Next, I stitched the two outer panels to the sides of the center panels.

I determined that I wanted to make a little cut-out at the top right and left of the overall assembly to allow some room for the garage door rails. Once the entire thing was together, I marked in those cutouts and cut them out, adding a 1" hem and doing the absolute worst binding job to contain the seam-sticked edges. Again, it's a garage screen, I don't care if it's pretty!

I sewed the velcro (loop) along the top of the panel and along either side. I also sewed a line of velcro loop 21.5" from the top, along the entire length - this is where it will attach to the top of the frame above the garage door to seal it.

I had to clean the interior of the garage door because I ran a line of velcro about 19" from the bottom of the door and this is where the very top of the panel will attach. Why? Because I don't want to mess with fully removing the screen. I want to be able to roll it up and leave it attached to the door. I didn't think there would be enough clearance to get it nestled up in the gap between the door and the frame, so this was my next best solution.  Why 19" up? Well, I have those safety sensors on the door and I needed to make sure that when it is rolled up, it's completely out of the way and doesn't trip those sensors. There's nothing worse than when you're trying to leave and the damned door won't shut because something is blocking the laser. #planning

IMG_0618.JPG

At this point, I attached the panel to the velcro on the garage door and the frame to test the fit. Thankfully, my measurements were correct and it fit!

IMG_0620.JPG

One word of caution about this netting - it snags pretty easily. You can see several flaws where I snagged it on various things during the construction process. 

IMG_0625.JPG

For the bottom, I used some blanket binding tape to create a little channel at the bottom. I wanted to add a little weight at the bottom so I created that channel to stick some dowel rods inside.

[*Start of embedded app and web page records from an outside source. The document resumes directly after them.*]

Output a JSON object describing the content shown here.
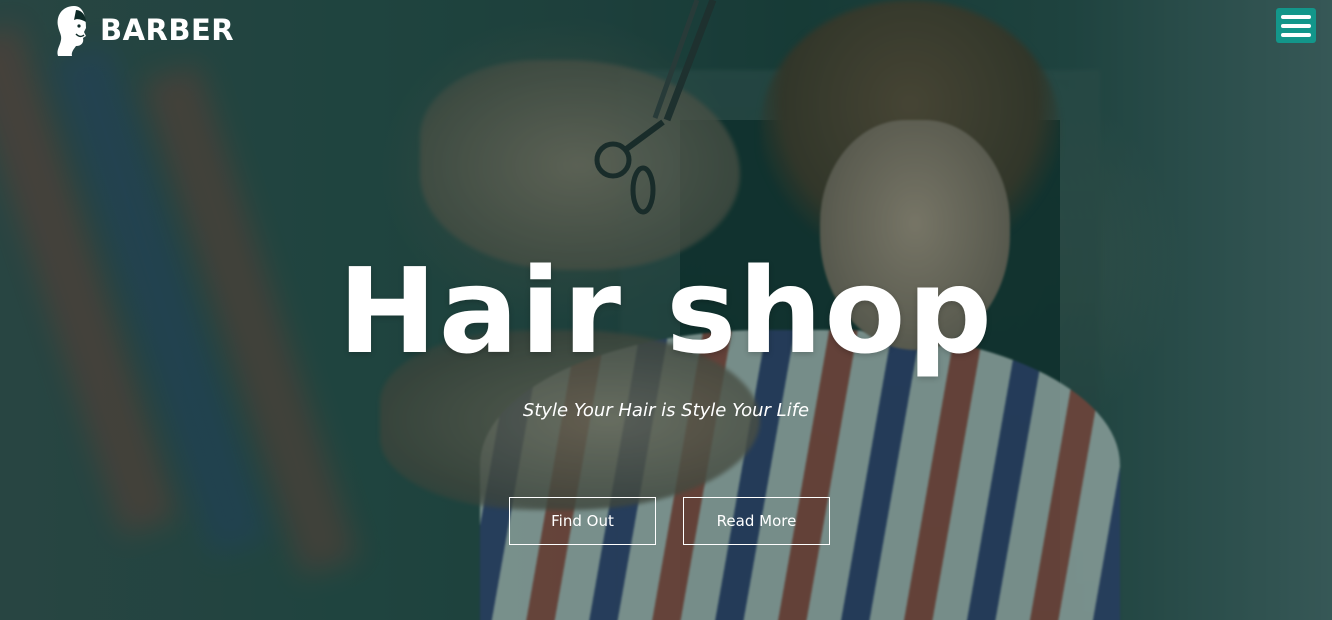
{
  "header": {
    "brand_name": "BARBER",
    "logo_icon": "barber-head-icon",
    "menu_icon": "hamburger-menu-icon"
  },
  "hero": {
    "title": "Hair shop",
    "subtitle": "Style Your Hair is Style Your Life",
    "buttons": {
      "find_out": "Find Out",
      "read_more": "Read More"
    }
  },
  "colors": {
    "accent": "#13968a",
    "overlay": "#0a3c37",
    "text": "#ffffff"
  }
}
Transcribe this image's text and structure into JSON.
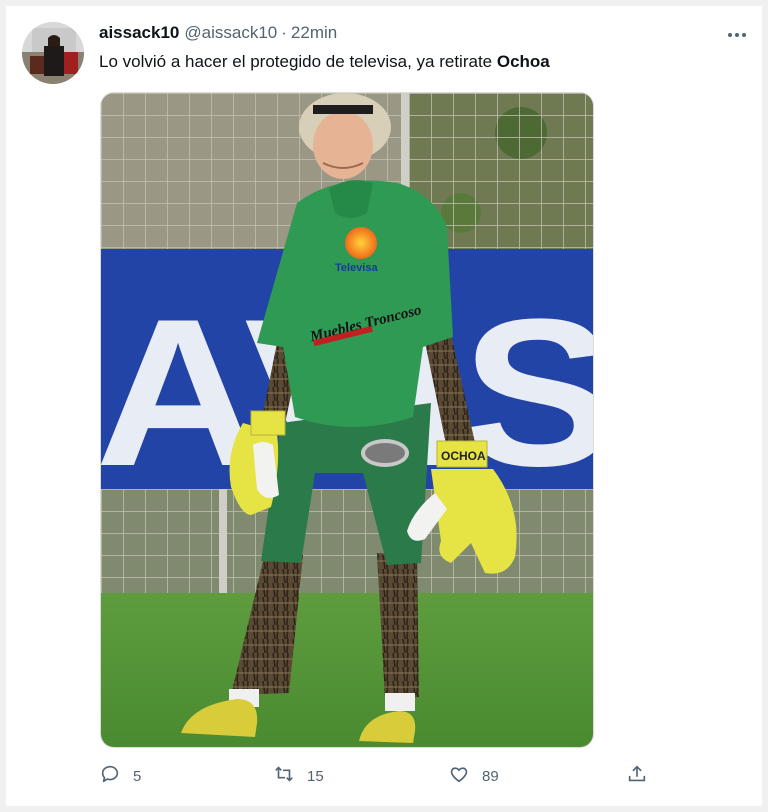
{
  "tweet": {
    "display_name": "aissack10",
    "handle": "@aissack10",
    "separator": "·",
    "time": "22min",
    "text_prefix": "Lo volvió a hacer el protegido de televisa, ya retirate ",
    "text_bold": "Ochoa",
    "more_icon": "ellipsis-icon"
  },
  "media": {
    "banner_text": "AVIS",
    "shirt_logo_text": "Televisa",
    "shirt_sponsor_text": "Muebles Troncoso",
    "glove_text": "OCHOA"
  },
  "actions": {
    "reply_count": "5",
    "retweet_count": "15",
    "like_count": "89"
  },
  "colors": {
    "text": "#0f1419",
    "secondary": "#536471",
    "jersey": "#2e9a54",
    "glove": "#e6e444",
    "banner": "#2244a6"
  }
}
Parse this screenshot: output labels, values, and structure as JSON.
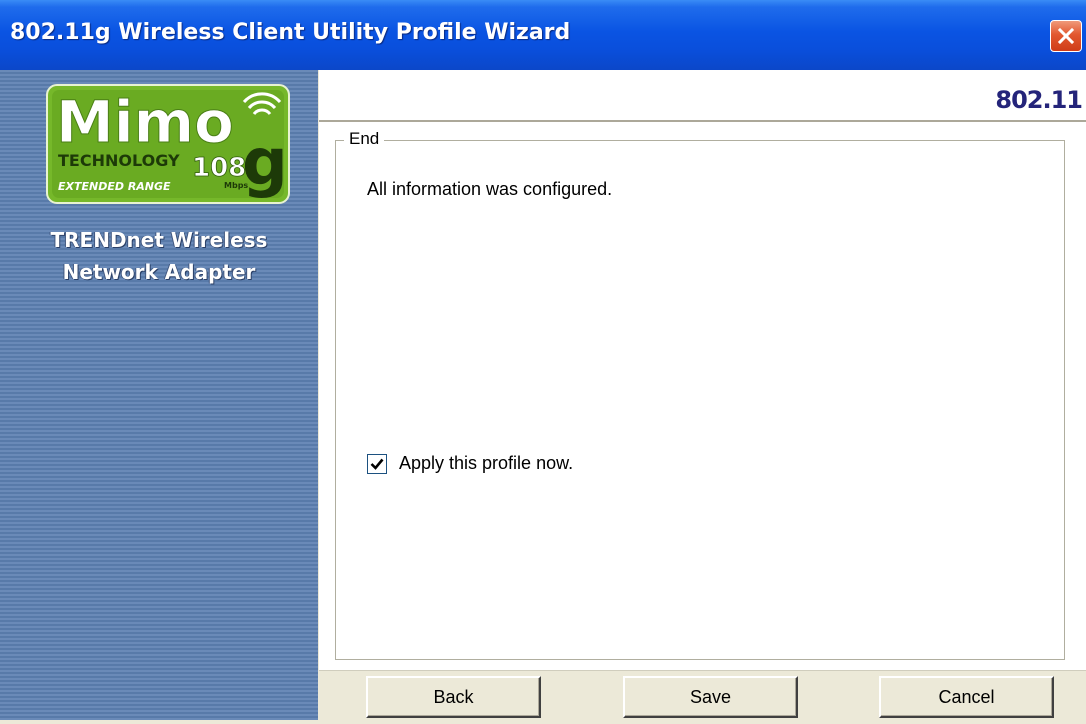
{
  "window": {
    "title": "802.11g Wireless Client Utility Profile Wizard",
    "close_icon": "close-icon"
  },
  "side_panel": {
    "logo": {
      "word": "Mimo",
      "technology": "TECHNOLOGY",
      "speed": "108",
      "speed_unit": "Mbps",
      "letter": "g",
      "tagline": "EXTENDED RANGE"
    },
    "brand_line1": "TRENDnet Wireless",
    "brand_line2": "Network Adapter"
  },
  "header": {
    "brand": "802.11"
  },
  "group": {
    "legend": "End",
    "message": "All information was configured.",
    "apply_checkbox": {
      "label": "Apply this profile now.",
      "checked": true
    }
  },
  "buttons": {
    "back": "Back",
    "save": "Save",
    "cancel": "Cancel"
  },
  "colors": {
    "titlebar": "#0a54e3",
    "side_panel": "#5f7fad",
    "logo_green": "#76b82a",
    "brand_navy": "#24247a"
  }
}
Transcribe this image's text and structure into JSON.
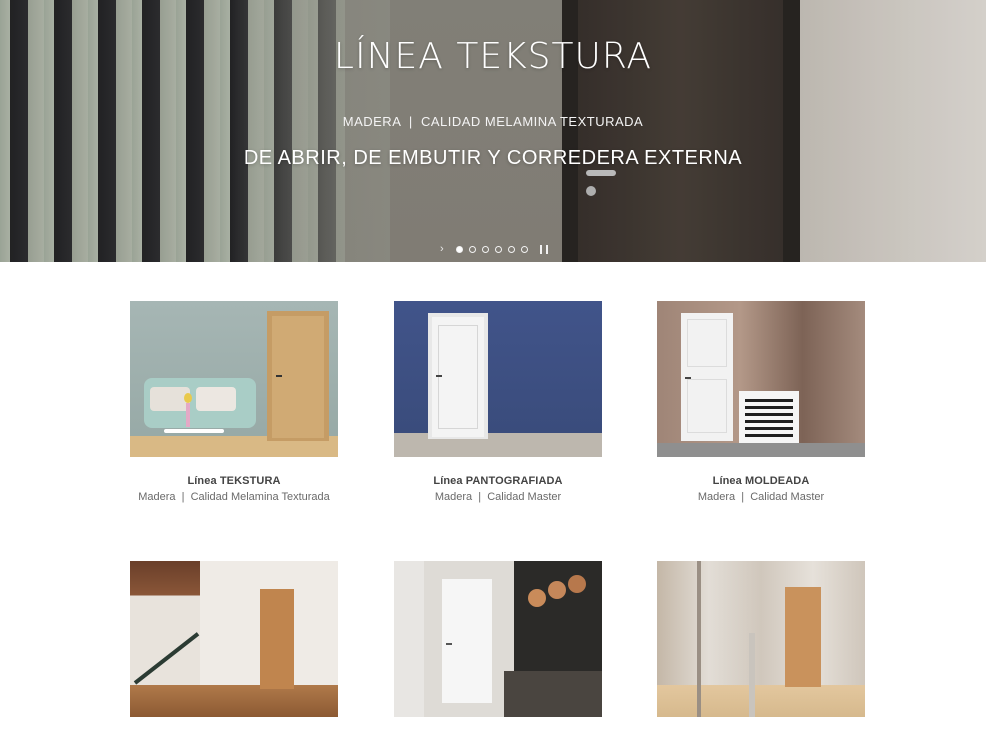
{
  "hero": {
    "title": "LÍNEA TEKSTURA",
    "subtitle": "MADERA  |  CALIDAD MELAMINA TEXTURADA",
    "tagline": "DE ABRIR, DE EMBUTIR Y CORREDERA EXTERNA",
    "slide_count": 6,
    "active_slide": 1
  },
  "products": [
    {
      "title": "Línea TEKSTURA",
      "subtitle": "Madera  |  Calidad Melamina Texturada"
    },
    {
      "title": "Línea PANTOGRAFIADA",
      "subtitle": "Madera  |  Calidad Master"
    },
    {
      "title": "Línea MOLDEADA",
      "subtitle": "Madera  |  Calidad Master"
    },
    {
      "title": "",
      "subtitle": ""
    },
    {
      "title": "",
      "subtitle": ""
    },
    {
      "title": "",
      "subtitle": ""
    }
  ],
  "colors": {
    "accent": "#444444",
    "muted": "#6a6a6a",
    "background": "#ffffff"
  }
}
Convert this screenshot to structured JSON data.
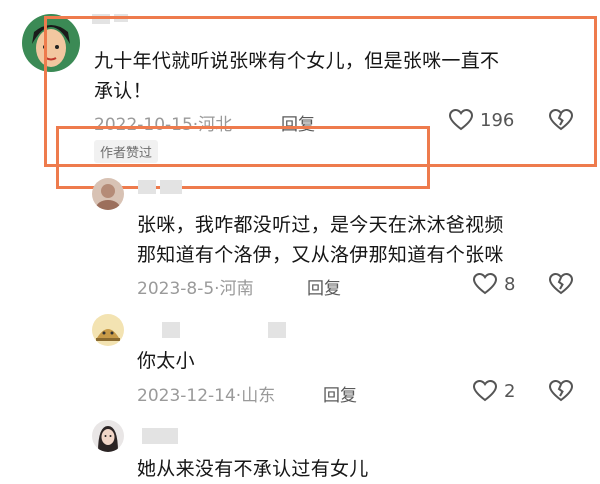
{
  "comments": [
    {
      "text_line1": "九十年代就听说张咪有个女儿，但是张咪一直不",
      "text_line2": "承认！",
      "date": "2022-10-15",
      "location": "河北",
      "reply_label": "回复",
      "likes": "196",
      "badge": "作者赞过"
    },
    {
      "text_line1": "张咪，我咋都没听过，是今天在沐沐爸视频",
      "text_line2": "那知道有个洛伊，又从洛伊那知道有个张咪",
      "date": "2023-8-5",
      "location": "河南",
      "reply_label": "回复",
      "likes": "8"
    },
    {
      "text_line1": "你太小",
      "date": "2023-12-14",
      "location": "山东",
      "reply_label": "回复",
      "likes": "2"
    },
    {
      "text_line1": "她从来没有不承认过有女儿"
    }
  ],
  "separator": "·",
  "icons": {
    "like": "heart-outline-icon",
    "dislike": "broken-heart-icon"
  },
  "colors": {
    "highlight_box": "#ee7b4d"
  }
}
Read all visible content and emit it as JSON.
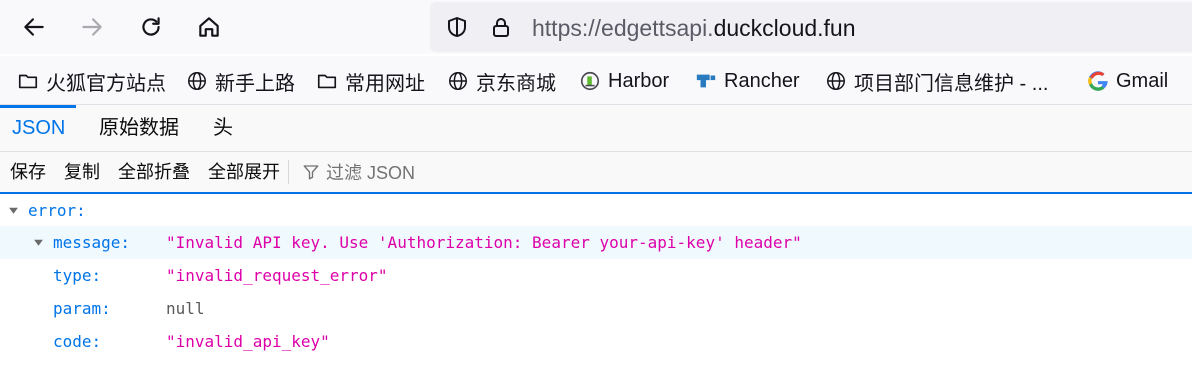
{
  "browser": {
    "url_prefix": "https://edgettsapi.",
    "url_domain": "duckcloud.fun"
  },
  "bookmarks": [
    {
      "label": "火狐官方站点",
      "icon": "folder-icon"
    },
    {
      "label": "新手上路",
      "icon": "globe-icon"
    },
    {
      "label": "常用网址",
      "icon": "folder-icon"
    },
    {
      "label": "京东商城",
      "icon": "globe-icon"
    },
    {
      "label": "Harbor",
      "icon": "harbor-icon"
    },
    {
      "label": "Rancher",
      "icon": "rancher-icon"
    },
    {
      "label": "项目部门信息维护 - ...",
      "icon": "globe-icon"
    },
    {
      "label": "Gmail",
      "icon": "google-icon"
    }
  ],
  "viewer": {
    "tabs": [
      "JSON",
      "原始数据",
      "头"
    ],
    "selected_tab": "JSON",
    "toolbar": {
      "save": "保存",
      "copy": "复制",
      "collapse_all": "全部折叠",
      "expand_all": "全部展开",
      "filter_placeholder": "过滤 JSON"
    }
  },
  "json_tree": {
    "root_key": "error:",
    "rows": [
      {
        "key": "message:",
        "value": "\"Invalid API key. Use 'Authorization: Bearer your-api-key' header\"",
        "type": "string"
      },
      {
        "key": "type:",
        "value": "\"invalid_request_error\"",
        "type": "string"
      },
      {
        "key": "param:",
        "value": "null",
        "type": "null"
      },
      {
        "key": "code:",
        "value": "\"invalid_api_key\"",
        "type": "string"
      }
    ]
  },
  "colors": {
    "accent": "#0074e8",
    "string_value": "#dd00a9",
    "selected_row": "#f0f9fe"
  }
}
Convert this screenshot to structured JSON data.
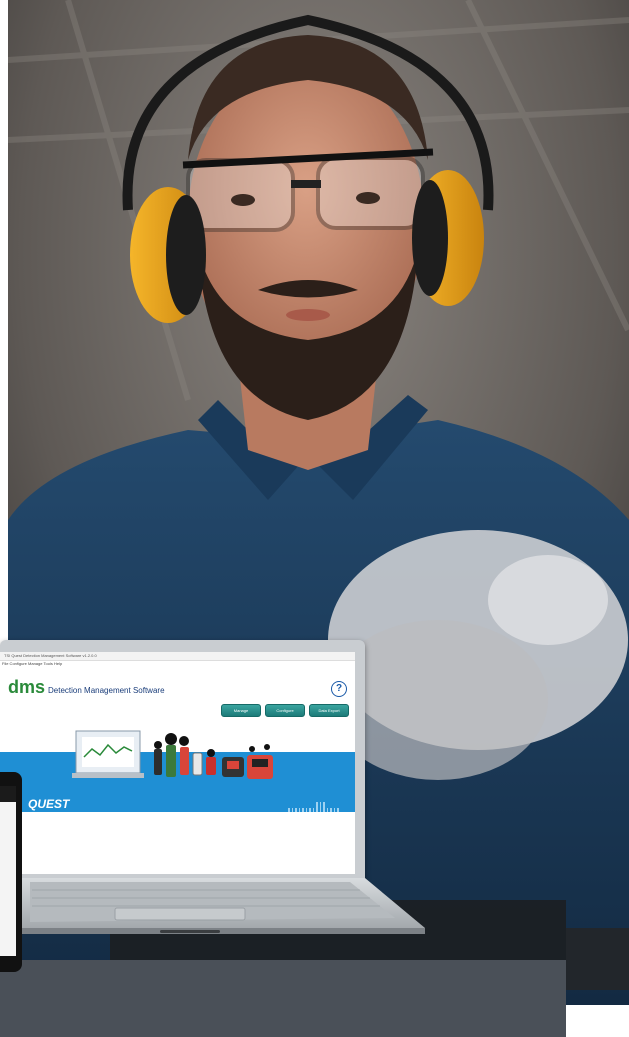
{
  "photo": {
    "subject": "man-with-earmuffs",
    "colors": {
      "shirt": "#1d3e5e",
      "earmuff": "#f0a81f",
      "background": "#6c6763"
    }
  },
  "software": {
    "window_title": "TSI Quest Detection Management Software v1.2.0.0",
    "menu": "File  Configure  Manage  Tools  Help",
    "logo": "dms",
    "product_name": "Detection Management Software",
    "help_symbol": "?",
    "buttons": [
      "Manage",
      "Configure",
      "Data Export"
    ],
    "brand": "QUEST",
    "accent": "#1f8fd4"
  }
}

IMG_0624.JPG

The hook side of the velcro (the sticky back side) needed to be placed on the wood along each side of the garage door and along the top. 

I also attached 5 straps of the loop velcro to various intervals at the top. These are used to secure it in place when it's rolled up.

The final product attaches to the garage door itself, up into the frame, and then down along the sides. This ensures those little biting fuckers can't get in through a gap!

 The velcro secures the panel to the door, then loops under the bottom of the door and onto the frame to prevent bugs from coming up through the space between the door and the frame.

The velcro secures the panel to the door, then loops under the bottom of the door and onto the frame to prevent bugs from coming up through the space between the door and the frame.

When I want it out of the way, I roll it up and secure it with the velcro straps! I envisioned this looking slightly more elegant, but whatevs. It'll do.

 I lower the door partially to roll it up so I don't need to get on a stool to do it.

I lower the door partially to roll it up so I don't need to get on a stool to do it.

 We'll see whether gravity is stronger than velcro...

We'll see whether gravity is stronger than velcro...

Problem solved! Now I can get back to finishing my bimini top!

EDIT 06/09/2018: Problem NOT solved. Velcro ain't workin. Read this post for details on the fail and the revisions made!